Perhaps this means I'm softening. Becoming "lovely" as The Crow so hideously suggests
I get up at 6.25 am. Precisely, of course, because by now I'm obsessional. My mind's sharper; my writing's technically better, invention arrives less grudgingly. I know these things even though I know I'm Boastful Brit for saying so. Where's the stiff upper lip, the sense of restraint?
I use this sharpness to cut into whatever needs to be written: presently the final 500 words about two spies fencing with each other, or the final 8000 words of Blest Redeemer. That's the theory. But first and fatally I access LiveMail to find out if anyone's responded. If they have I'll often use up the two hours ostensibly allocated to novels, short stories and schlock verse to being clever-clever with my correspondents. My wider social circle. And commenting on their blogs too, of course.

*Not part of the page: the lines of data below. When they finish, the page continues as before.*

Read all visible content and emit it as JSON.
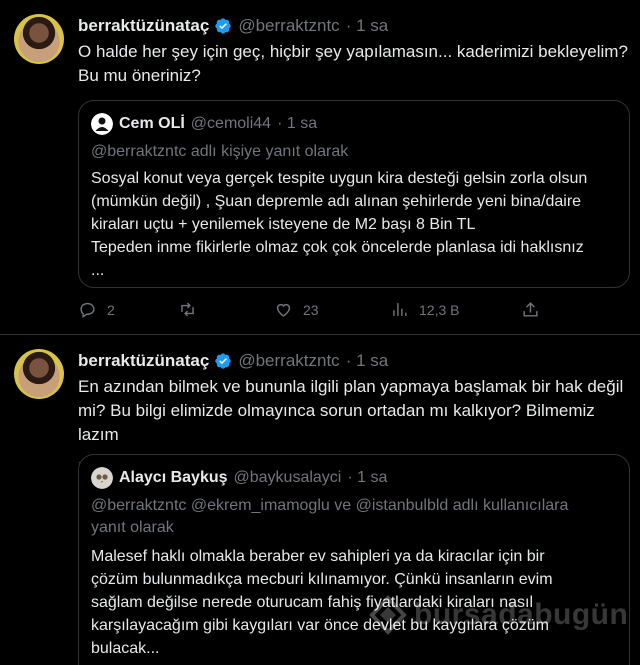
{
  "tweets": [
    {
      "author_name": "berraktüzünataç",
      "handle": "@berraktzntc",
      "time": "· 1 sa",
      "text_lines": [
        "O halde her şey için geç, hiçbir şey yapılamasın... kaderimizi bekleyelim?",
        "Bu mu öneriniz?"
      ],
      "quote": {
        "author_name": "Cem OLİ",
        "handle": "@cemoli44",
        "time": "· 1 sa",
        "reply_line": "@berraktzntc adlı kişiye yanıt olarak",
        "text_lines": [
          "Sosyal konut veya gerçek tespite uygun kira desteği gelsin zorla olsun",
          "(mümkün değil) , Şuan depremle adı alınan şehirlerde yeni bina/daire",
          "kiraları uçtu + yenilemek isteyene de M2 başı 8 Bin TL",
          "Tepeden inme fikirlerle olmaz çok çok öncelerde planlasa idi haklısnız",
          "..."
        ]
      },
      "actions": {
        "replies": "2",
        "retweets": "",
        "likes": "23",
        "views": "12,3 B"
      }
    },
    {
      "author_name": "berraktüzünataç",
      "handle": "@berraktzntc",
      "time": "· 1 sa",
      "text_lines": [
        "En azından bilmek ve bununla ilgili plan yapmaya başlamak bir hak değil",
        "mi? Bu bilgi elimizde olmayınca sorun ortadan mı kalkıyor? Bilmemiz lazım",
        "."
      ],
      "quote": {
        "author_name": "Alaycı Baykuş",
        "handle": "@baykusalayci",
        "time": "· 1 sa",
        "reply_lines": [
          "@berraktzntc @ekrem_imamoglu ve @istanbulbld adlı kullanıcılara",
          "yanıt olarak"
        ],
        "text_lines": [
          "Malesef haklı olmakla beraber ev sahipleri ya da kiracılar için bir",
          "çözüm bulunmadıkça mecburi kılınamıyor. Çünkü insanların evim",
          "sağlam değilse nerede oturucam fahiş fiyatlardaki kiraları nasıl",
          "karşılayacağım gibi kaygıları var önce devlet bu kaygılara çözüm",
          "bulacak..."
        ]
      }
    }
  ],
  "watermark": "bursadabugün",
  "colors": {
    "background": "#000000",
    "text": "#e7e9ea",
    "muted": "#71767b",
    "verified": "#1d9bf0",
    "border": "#2f3336"
  },
  "icons": [
    "verified-badge-icon",
    "reply-icon",
    "retweet-icon",
    "like-icon",
    "views-icon",
    "share-icon"
  ]
}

Receiving an email is almost the equivalent of a letter in the old days, a privilege, a gift despite the technology. Runes to read. I'm in danger of getting sentimental.

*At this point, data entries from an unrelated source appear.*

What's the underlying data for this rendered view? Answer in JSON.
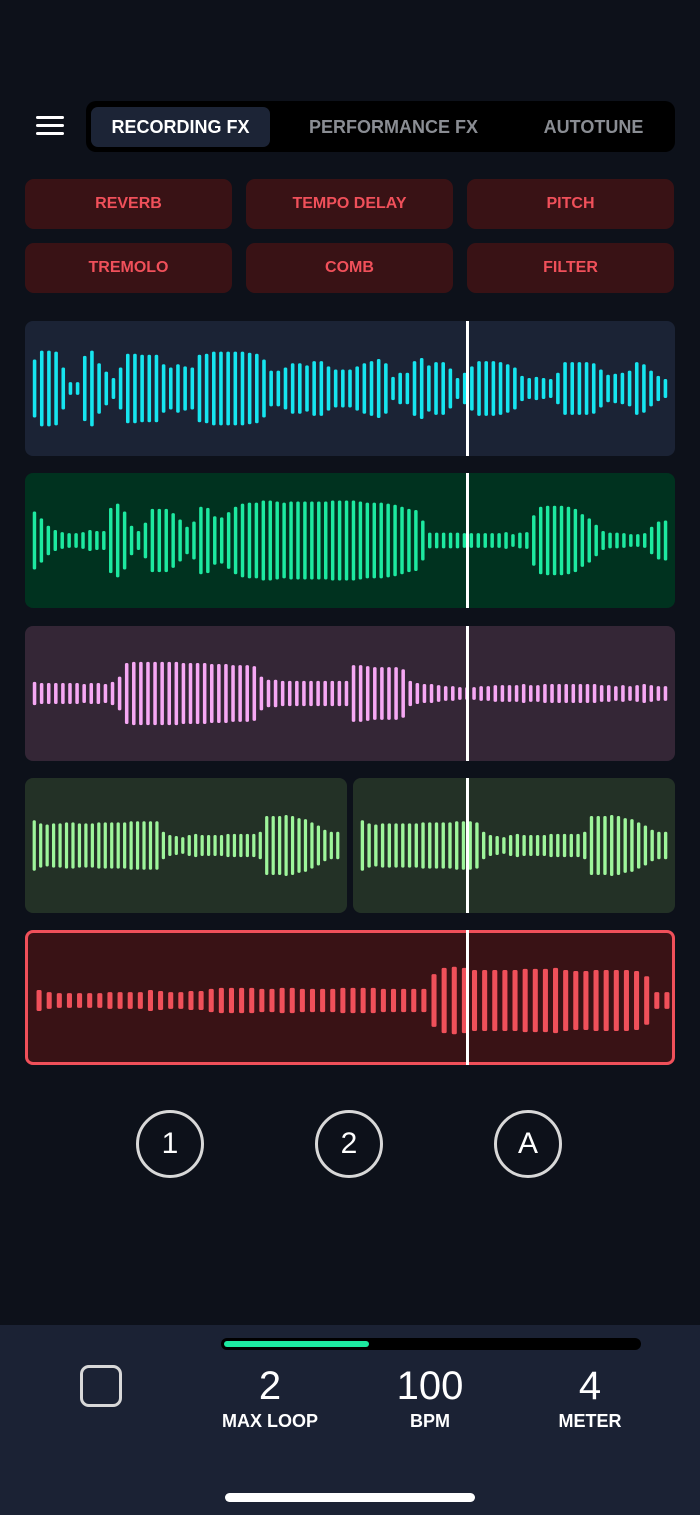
{
  "header": {
    "menu_icon": "hamburger-menu-icon",
    "tabs": [
      {
        "label": "RECORDING FX",
        "active": true
      },
      {
        "label": "PERFORMANCE FX",
        "active": false
      },
      {
        "label": "AUTOTUNE",
        "active": false
      }
    ]
  },
  "fx_buttons": [
    "REVERB",
    "TEMPO DELAY",
    "PITCH",
    "TREMOLO",
    "COMB",
    "FILTER"
  ],
  "colors": {
    "background": "#0d111a",
    "fx_button_bg": "#391215",
    "fx_button_text": "#f0505a",
    "progress": "#1de9a0"
  },
  "tracks": [
    {
      "name": "track-1",
      "bg": "#1b2335",
      "color": "#16e5ef",
      "amps": [
        0.55,
        0.72,
        0.72,
        0.7,
        0.4,
        0.12,
        0.12,
        0.62,
        0.72,
        0.48,
        0.32,
        0.2,
        0.4,
        0.66,
        0.66,
        0.64,
        0.64,
        0.64,
        0.46,
        0.4,
        0.46,
        0.42,
        0.4,
        0.64,
        0.66,
        0.7,
        0.7,
        0.7,
        0.7,
        0.7,
        0.68,
        0.66,
        0.55,
        0.34,
        0.34,
        0.4,
        0.48,
        0.48,
        0.44,
        0.52,
        0.52,
        0.42,
        0.36,
        0.36,
        0.36,
        0.42,
        0.48,
        0.52,
        0.56,
        0.48,
        0.22,
        0.3,
        0.3,
        0.52,
        0.58,
        0.44,
        0.5,
        0.5,
        0.38,
        0.2,
        0.3,
        0.42,
        0.52,
        0.52,
        0.52,
        0.5,
        0.46,
        0.4,
        0.24,
        0.2,
        0.22,
        0.2,
        0.18,
        0.3,
        0.5,
        0.5,
        0.5,
        0.5,
        0.48,
        0.36,
        0.26,
        0.28,
        0.3,
        0.34,
        0.5,
        0.46,
        0.34,
        0.24,
        0.18
      ]
    },
    {
      "name": "track-2",
      "bg": "#00321f",
      "color": "#1de9a0",
      "amps": [
        0.55,
        0.42,
        0.28,
        0.2,
        0.16,
        0.14,
        0.14,
        0.16,
        0.2,
        0.18,
        0.18,
        0.62,
        0.7,
        0.55,
        0.28,
        0.18,
        0.34,
        0.6,
        0.6,
        0.6,
        0.52,
        0.4,
        0.26,
        0.36,
        0.64,
        0.62,
        0.46,
        0.44,
        0.54,
        0.64,
        0.7,
        0.72,
        0.72,
        0.76,
        0.76,
        0.74,
        0.72,
        0.74,
        0.74,
        0.74,
        0.74,
        0.74,
        0.74,
        0.76,
        0.76,
        0.76,
        0.76,
        0.74,
        0.72,
        0.72,
        0.72,
        0.7,
        0.68,
        0.64,
        0.6,
        0.58,
        0.38,
        0.15,
        0.15,
        0.15,
        0.15,
        0.15,
        0.14,
        0.14,
        0.14,
        0.14,
        0.14,
        0.14,
        0.16,
        0.12,
        0.15,
        0.16,
        0.48,
        0.64,
        0.66,
        0.66,
        0.66,
        0.64,
        0.6,
        0.5,
        0.42,
        0.3,
        0.18,
        0.15,
        0.15,
        0.14,
        0.12,
        0.12,
        0.14,
        0.26,
        0.36,
        0.38
      ]
    },
    {
      "name": "track-3",
      "bg": "#342636",
      "color": "#f6a8f4",
      "amps": [
        0.22,
        0.2,
        0.2,
        0.2,
        0.2,
        0.2,
        0.2,
        0.18,
        0.2,
        0.2,
        0.18,
        0.22,
        0.32,
        0.58,
        0.6,
        0.6,
        0.6,
        0.6,
        0.6,
        0.6,
        0.6,
        0.58,
        0.58,
        0.58,
        0.58,
        0.56,
        0.56,
        0.56,
        0.54,
        0.54,
        0.54,
        0.52,
        0.32,
        0.26,
        0.26,
        0.24,
        0.24,
        0.24,
        0.24,
        0.24,
        0.24,
        0.24,
        0.24,
        0.24,
        0.24,
        0.54,
        0.54,
        0.52,
        0.5,
        0.5,
        0.5,
        0.5,
        0.46,
        0.24,
        0.2,
        0.18,
        0.18,
        0.16,
        0.14,
        0.14,
        0.12,
        0.12,
        0.12,
        0.14,
        0.14,
        0.16,
        0.16,
        0.16,
        0.16,
        0.18,
        0.16,
        0.16,
        0.18,
        0.18,
        0.18,
        0.18,
        0.18,
        0.18,
        0.18,
        0.18,
        0.16,
        0.16,
        0.14,
        0.16,
        0.14,
        0.16,
        0.18,
        0.16,
        0.14,
        0.14
      ]
    },
    {
      "name": "track-4a",
      "bg": "#233126",
      "color": "#9ef59b",
      "amps": [
        0.48,
        0.42,
        0.4,
        0.42,
        0.42,
        0.44,
        0.44,
        0.42,
        0.42,
        0.42,
        0.44,
        0.44,
        0.44,
        0.44,
        0.44,
        0.46,
        0.46,
        0.46,
        0.46,
        0.46,
        0.26,
        0.2,
        0.18,
        0.16,
        0.2,
        0.22,
        0.2,
        0.2,
        0.2,
        0.2,
        0.22,
        0.22,
        0.22,
        0.22,
        0.22,
        0.26,
        0.56,
        0.56,
        0.56,
        0.58,
        0.56,
        0.52,
        0.5,
        0.44,
        0.38,
        0.3,
        0.26,
        0.26
      ]
    },
    {
      "name": "track-4b",
      "bg": "#233126",
      "color": "#9ef59b",
      "amps": [
        0.48,
        0.42,
        0.4,
        0.42,
        0.42,
        0.42,
        0.42,
        0.42,
        0.42,
        0.44,
        0.44,
        0.44,
        0.44,
        0.44,
        0.46,
        0.46,
        0.46,
        0.44,
        0.26,
        0.2,
        0.18,
        0.16,
        0.2,
        0.22,
        0.2,
        0.2,
        0.2,
        0.2,
        0.22,
        0.22,
        0.22,
        0.22,
        0.22,
        0.26,
        0.56,
        0.56,
        0.56,
        0.58,
        0.56,
        0.52,
        0.5,
        0.44,
        0.38,
        0.3,
        0.26,
        0.26
      ]
    },
    {
      "name": "track-5-recording",
      "bg": "#391215",
      "color": "#f0505a",
      "recording": true,
      "amps": [
        0.2,
        0.16,
        0.14,
        0.14,
        0.14,
        0.14,
        0.14,
        0.16,
        0.16,
        0.16,
        0.16,
        0.2,
        0.18,
        0.16,
        0.16,
        0.18,
        0.18,
        0.22,
        0.24,
        0.24,
        0.24,
        0.24,
        0.22,
        0.22,
        0.24,
        0.24,
        0.22,
        0.22,
        0.22,
        0.22,
        0.24,
        0.24,
        0.24,
        0.24,
        0.22,
        0.22,
        0.22,
        0.22,
        0.22,
        0.5,
        0.62,
        0.64,
        0.62,
        0.58,
        0.58,
        0.58,
        0.58,
        0.58,
        0.6,
        0.6,
        0.6,
        0.62,
        0.58,
        0.56,
        0.56,
        0.58,
        0.58,
        0.58,
        0.58,
        0.56,
        0.46,
        0.16,
        0.16
      ]
    }
  ],
  "playhead_position": 0.68,
  "loop_buttons": [
    "1",
    "2",
    "A"
  ],
  "footer": {
    "stop_icon": "stop-square-icon",
    "progress": 0.35,
    "stats": [
      {
        "value": "2",
        "label": "MAX LOOP"
      },
      {
        "value": "100",
        "label": "BPM"
      },
      {
        "value": "4",
        "label": "METER"
      }
    ]
  }
}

So can Amazon, INKcredible (printer inks), Dawson (sheet music), The Marquise at Alkham (swanky food), First Direct (a bank), Santander (another bank) realise how TRULY DISAPPOINTED I am to receive their huckstering blandishments instead of something from a live being in, say, Pennsylvania. How full of bile, how resistant to their products and/or services, how mulish, how trigger-happy, how bloody-minded? How utterly put out? Well now they know and the hell with them.
BOOK NOTE For most people these days Hemingway's down the terlet. Wanting to swim against the tide I'm re-reading A Farewell To Arms. Two extracts:

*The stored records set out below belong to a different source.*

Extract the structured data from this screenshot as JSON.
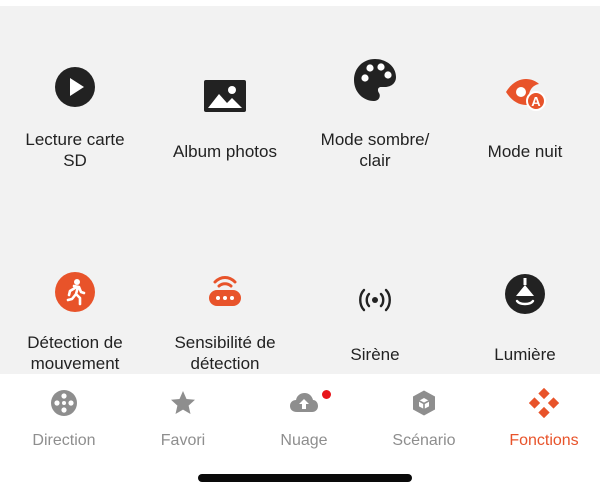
{
  "functions": [
    {
      "label": "Lecture carte\nSD",
      "icon": "play-circle-icon"
    },
    {
      "label": "Album photos",
      "icon": "image-icon"
    },
    {
      "label": "Mode sombre/\nclair",
      "icon": "palette-icon"
    },
    {
      "label": "Mode nuit",
      "icon": "eye-auto-icon"
    },
    {
      "label": "Détection de\nmouvement",
      "icon": "motion-person-icon"
    },
    {
      "label": "Sensibilité de\ndétection",
      "icon": "sensor-wifi-icon"
    },
    {
      "label": "Sirène",
      "icon": "siren-icon"
    },
    {
      "label": "Lumière",
      "icon": "lamp-icon"
    }
  ],
  "tabs": [
    {
      "label": "Direction",
      "icon": "direction-pad-icon",
      "active": false
    },
    {
      "label": "Favori",
      "icon": "star-icon",
      "active": false
    },
    {
      "label": "Nuage",
      "icon": "cloud-upload-icon",
      "active": false,
      "badge": true
    },
    {
      "label": "Scénario",
      "icon": "scenario-hex-icon",
      "active": false
    },
    {
      "label": "Fonctions",
      "icon": "functions-diamond-icon",
      "active": true
    }
  ],
  "colors": {
    "accent": "#e8532a",
    "dark_icon": "#222222",
    "tab_inactive": "#8e8e8e",
    "badge": "#e8161b",
    "background": "#f2f2f2"
  }
}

The town was very nice and our house was very fine.
"Wine is a grand thing," I said. "It makes you forget all the bad."